%%

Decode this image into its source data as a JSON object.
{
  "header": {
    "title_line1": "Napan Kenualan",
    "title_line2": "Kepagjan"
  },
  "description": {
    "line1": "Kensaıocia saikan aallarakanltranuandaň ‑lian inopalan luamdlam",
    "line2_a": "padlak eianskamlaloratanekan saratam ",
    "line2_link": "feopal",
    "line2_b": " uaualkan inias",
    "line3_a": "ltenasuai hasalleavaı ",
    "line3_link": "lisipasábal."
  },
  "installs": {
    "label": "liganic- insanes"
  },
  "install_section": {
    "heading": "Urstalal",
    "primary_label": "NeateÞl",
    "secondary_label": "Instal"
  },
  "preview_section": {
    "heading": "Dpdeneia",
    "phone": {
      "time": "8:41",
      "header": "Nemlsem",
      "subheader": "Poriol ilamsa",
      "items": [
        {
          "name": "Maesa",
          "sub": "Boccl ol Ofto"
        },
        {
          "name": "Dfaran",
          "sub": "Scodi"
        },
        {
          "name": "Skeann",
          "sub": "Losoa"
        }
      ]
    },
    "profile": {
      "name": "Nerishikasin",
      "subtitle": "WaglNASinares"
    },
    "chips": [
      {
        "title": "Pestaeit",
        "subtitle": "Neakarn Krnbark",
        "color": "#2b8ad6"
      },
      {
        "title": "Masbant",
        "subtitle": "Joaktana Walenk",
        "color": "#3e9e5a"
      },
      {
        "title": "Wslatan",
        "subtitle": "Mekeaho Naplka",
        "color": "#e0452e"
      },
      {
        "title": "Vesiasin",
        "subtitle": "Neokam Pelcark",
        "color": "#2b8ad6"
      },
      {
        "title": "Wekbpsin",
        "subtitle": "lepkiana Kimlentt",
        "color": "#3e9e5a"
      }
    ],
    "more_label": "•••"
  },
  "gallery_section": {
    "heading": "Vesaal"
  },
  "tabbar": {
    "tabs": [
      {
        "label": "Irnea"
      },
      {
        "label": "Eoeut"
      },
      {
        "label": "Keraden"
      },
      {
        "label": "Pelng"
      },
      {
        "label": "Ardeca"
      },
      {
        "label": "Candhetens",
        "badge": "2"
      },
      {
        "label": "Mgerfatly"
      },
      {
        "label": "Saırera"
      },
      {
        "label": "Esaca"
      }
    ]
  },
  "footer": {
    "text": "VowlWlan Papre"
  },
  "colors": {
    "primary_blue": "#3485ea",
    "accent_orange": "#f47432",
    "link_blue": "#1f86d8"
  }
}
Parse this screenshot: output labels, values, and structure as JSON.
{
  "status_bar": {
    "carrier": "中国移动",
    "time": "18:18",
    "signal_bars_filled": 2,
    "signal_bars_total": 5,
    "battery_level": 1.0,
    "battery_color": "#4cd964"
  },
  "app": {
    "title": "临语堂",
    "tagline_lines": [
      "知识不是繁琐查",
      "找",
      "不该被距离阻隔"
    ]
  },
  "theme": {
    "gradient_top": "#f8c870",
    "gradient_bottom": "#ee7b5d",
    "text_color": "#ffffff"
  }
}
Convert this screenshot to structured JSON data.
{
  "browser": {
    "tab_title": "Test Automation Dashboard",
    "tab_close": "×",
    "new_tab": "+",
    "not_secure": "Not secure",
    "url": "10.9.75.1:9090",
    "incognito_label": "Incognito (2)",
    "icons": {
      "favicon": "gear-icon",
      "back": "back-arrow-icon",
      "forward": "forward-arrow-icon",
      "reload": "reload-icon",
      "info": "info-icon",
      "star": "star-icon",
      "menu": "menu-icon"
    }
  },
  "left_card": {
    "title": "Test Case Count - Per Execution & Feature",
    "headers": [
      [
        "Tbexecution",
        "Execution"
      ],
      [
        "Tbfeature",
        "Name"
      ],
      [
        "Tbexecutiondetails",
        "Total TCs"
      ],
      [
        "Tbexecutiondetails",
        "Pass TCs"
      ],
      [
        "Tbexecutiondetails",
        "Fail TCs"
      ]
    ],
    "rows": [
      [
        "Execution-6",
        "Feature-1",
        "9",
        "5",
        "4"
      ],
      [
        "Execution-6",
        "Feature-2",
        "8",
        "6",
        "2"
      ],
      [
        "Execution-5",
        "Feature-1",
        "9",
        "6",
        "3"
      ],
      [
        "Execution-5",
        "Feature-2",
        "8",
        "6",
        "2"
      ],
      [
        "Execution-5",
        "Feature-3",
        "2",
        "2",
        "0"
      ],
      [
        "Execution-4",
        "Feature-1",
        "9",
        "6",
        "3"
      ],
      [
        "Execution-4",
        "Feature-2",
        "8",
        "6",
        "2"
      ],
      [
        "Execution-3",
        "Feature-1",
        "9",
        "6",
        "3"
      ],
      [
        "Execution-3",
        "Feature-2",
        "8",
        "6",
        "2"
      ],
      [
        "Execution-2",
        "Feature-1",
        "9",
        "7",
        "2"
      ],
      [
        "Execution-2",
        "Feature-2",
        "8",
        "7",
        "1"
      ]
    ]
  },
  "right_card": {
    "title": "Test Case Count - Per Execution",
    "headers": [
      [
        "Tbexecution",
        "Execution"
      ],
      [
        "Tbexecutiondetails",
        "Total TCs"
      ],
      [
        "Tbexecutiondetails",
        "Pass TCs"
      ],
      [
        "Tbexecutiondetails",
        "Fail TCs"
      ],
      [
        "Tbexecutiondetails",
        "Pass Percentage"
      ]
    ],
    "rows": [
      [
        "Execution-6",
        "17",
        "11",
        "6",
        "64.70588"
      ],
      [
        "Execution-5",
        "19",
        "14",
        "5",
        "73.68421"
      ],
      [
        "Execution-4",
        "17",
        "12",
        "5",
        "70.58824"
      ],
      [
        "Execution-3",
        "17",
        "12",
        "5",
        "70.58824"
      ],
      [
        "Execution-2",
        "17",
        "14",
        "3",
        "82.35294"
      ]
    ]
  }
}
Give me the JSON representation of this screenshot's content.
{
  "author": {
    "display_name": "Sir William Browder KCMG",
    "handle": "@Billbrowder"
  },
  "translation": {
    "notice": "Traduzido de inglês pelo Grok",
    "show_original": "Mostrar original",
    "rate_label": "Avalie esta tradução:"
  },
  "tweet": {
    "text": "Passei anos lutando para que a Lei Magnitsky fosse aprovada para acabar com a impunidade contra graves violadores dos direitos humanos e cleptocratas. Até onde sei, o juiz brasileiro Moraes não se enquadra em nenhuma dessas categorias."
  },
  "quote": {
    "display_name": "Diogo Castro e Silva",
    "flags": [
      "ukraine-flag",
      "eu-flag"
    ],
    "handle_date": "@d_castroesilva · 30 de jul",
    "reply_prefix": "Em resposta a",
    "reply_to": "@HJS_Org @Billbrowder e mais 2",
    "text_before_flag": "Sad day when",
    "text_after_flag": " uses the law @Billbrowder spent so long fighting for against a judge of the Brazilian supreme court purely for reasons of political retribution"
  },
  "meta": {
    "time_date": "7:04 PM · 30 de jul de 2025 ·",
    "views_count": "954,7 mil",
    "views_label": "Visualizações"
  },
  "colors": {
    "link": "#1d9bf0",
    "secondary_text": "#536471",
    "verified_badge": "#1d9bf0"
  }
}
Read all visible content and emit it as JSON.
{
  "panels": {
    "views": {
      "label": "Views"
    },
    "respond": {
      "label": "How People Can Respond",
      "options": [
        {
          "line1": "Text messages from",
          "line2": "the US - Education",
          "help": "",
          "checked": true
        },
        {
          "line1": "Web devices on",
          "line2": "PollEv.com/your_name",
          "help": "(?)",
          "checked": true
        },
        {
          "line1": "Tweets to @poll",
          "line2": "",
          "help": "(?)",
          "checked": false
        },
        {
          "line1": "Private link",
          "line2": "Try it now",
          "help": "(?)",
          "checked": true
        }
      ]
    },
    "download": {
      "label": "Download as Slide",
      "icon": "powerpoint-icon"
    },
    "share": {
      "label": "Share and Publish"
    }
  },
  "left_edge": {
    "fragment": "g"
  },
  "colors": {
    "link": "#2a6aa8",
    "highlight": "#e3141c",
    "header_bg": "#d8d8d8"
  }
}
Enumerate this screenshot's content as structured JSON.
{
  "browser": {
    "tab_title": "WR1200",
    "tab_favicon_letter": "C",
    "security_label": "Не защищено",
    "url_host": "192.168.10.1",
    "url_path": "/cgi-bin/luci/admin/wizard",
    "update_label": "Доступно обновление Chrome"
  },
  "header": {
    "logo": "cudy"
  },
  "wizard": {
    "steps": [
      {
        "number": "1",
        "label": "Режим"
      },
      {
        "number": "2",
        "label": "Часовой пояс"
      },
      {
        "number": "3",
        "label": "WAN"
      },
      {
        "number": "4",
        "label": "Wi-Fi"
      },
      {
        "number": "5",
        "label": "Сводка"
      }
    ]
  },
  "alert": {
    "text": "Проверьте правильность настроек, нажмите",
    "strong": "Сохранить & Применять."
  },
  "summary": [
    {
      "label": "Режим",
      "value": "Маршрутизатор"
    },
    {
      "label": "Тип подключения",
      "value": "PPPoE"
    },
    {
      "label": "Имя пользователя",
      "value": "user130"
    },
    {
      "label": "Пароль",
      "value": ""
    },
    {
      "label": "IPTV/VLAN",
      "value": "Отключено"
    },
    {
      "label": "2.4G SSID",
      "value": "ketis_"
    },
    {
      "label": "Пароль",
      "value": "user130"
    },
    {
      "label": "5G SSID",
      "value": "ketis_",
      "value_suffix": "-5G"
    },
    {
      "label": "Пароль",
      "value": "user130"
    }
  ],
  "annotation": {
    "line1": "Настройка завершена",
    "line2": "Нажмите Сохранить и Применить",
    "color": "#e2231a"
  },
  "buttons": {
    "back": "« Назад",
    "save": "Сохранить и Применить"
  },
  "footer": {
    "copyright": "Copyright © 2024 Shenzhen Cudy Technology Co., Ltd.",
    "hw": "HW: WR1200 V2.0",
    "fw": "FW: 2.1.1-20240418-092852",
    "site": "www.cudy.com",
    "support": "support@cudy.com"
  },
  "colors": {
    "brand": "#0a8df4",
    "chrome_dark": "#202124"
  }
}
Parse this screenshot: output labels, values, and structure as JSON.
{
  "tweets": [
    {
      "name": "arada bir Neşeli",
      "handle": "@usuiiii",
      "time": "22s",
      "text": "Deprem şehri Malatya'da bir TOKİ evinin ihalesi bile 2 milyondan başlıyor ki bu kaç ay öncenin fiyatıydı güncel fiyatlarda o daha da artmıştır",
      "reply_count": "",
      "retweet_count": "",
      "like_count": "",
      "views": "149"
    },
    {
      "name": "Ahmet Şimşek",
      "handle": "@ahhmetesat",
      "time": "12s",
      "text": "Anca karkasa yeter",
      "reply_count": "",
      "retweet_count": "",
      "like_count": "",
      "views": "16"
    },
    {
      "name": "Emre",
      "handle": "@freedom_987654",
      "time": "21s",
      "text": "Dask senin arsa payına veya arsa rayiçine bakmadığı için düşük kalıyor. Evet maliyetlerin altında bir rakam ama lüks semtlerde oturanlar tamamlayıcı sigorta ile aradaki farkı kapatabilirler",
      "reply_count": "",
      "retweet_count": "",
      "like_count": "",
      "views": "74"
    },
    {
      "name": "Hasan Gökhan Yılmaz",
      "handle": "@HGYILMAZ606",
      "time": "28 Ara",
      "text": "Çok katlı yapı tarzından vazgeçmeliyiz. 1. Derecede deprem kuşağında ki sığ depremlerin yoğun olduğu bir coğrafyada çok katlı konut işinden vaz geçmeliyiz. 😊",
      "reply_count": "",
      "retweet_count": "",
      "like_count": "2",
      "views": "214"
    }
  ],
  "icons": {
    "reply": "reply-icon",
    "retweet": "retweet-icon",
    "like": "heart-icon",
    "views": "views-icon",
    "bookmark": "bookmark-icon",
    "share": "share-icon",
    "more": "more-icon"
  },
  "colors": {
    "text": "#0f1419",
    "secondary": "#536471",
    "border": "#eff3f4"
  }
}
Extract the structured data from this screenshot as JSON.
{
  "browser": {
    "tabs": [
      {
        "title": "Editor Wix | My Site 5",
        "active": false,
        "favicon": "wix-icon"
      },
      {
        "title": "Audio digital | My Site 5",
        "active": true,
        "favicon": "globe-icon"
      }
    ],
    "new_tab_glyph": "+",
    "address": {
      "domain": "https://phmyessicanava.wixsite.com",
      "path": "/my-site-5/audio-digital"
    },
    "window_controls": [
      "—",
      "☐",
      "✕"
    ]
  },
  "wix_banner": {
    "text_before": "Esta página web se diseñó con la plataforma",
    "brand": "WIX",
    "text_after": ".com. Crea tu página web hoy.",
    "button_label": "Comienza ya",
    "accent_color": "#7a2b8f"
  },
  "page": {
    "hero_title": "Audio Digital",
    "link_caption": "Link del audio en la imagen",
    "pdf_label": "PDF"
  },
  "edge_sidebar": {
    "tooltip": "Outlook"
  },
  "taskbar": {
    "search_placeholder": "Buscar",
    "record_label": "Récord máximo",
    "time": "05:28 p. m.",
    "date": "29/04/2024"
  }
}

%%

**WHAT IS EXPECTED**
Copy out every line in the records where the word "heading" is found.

**TASK OUTPUT**
    "heading": "Urstalal",
    "heading": "Dpdeneia",
    "heading": "Vesaal"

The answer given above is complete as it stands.